Starting at the first entry, print everything through the last exactly.

####

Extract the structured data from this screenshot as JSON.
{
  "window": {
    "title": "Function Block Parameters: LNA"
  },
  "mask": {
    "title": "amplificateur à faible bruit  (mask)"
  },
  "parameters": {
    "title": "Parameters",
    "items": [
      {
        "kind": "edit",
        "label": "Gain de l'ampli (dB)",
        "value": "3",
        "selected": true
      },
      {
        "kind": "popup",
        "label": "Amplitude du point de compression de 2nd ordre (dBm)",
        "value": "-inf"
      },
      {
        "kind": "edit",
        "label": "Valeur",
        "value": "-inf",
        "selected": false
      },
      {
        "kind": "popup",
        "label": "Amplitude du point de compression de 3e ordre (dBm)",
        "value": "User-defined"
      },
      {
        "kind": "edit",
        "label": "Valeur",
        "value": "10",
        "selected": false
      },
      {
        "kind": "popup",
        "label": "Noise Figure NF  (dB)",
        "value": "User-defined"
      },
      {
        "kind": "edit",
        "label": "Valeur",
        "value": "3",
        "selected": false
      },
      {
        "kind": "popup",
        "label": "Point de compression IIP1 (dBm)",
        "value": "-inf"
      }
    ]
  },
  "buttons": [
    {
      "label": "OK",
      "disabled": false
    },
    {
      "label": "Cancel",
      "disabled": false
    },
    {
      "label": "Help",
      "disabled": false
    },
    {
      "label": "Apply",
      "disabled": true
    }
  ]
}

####

EXERCISE RESPONSE:
Extract the structured data from this screenshot as JSON.
{
  "window": {
    "title": "Function Block Parameters: LNA"
  },
  "mask": {
    "title": "amplificateur à faible bruit  (mask)"
  },
  "parameters": {
    "title": "Parameters",
    "items": [
      {
        "kind": "edit",
        "label": "Gain de l'ampli (dB)",
        "value": "3",
        "selected": true
      },
      {
        "kind": "popup",
        "label": "Amplitude du point de compression de 2nd ordre (dBm)",
        "value": "-inf"
      },
      {
        "kind": "edit",
        "label": "Valeur",
        "value": "-inf",
        "selected": false
      },
      {
        "kind": "popup",
        "label": "Amplitude du point de compression de 3e ordre (dBm)",
        "value": "User-defined"
      },
      {
        "kind": "edit",
        "label": "Valeur",
        "value": "10",
        "selected": false
      },
      {
        "kind": "popup",
        "label": "Noise Figure NF  (dB)",
        "value": "User-defined"
      },
      {
        "kind": "edit",
        "label": "Valeur",
        "value": "3",
        "selected": false
      },
      {
        "kind": "popup",
        "label": "Point de compression IIP1 (dBm)",
        "value": "-inf"
      }
    ]
  },
  "buttons": [
    {
      "label": "OK",
      "disabled": false
    },
    {
      "label": "Cancel",
      "disabled": false
    },
    {
      "label": "Help",
      "disabled": false
    },
    {
      "label": "Apply",
      "disabled": true
    }
  ]
}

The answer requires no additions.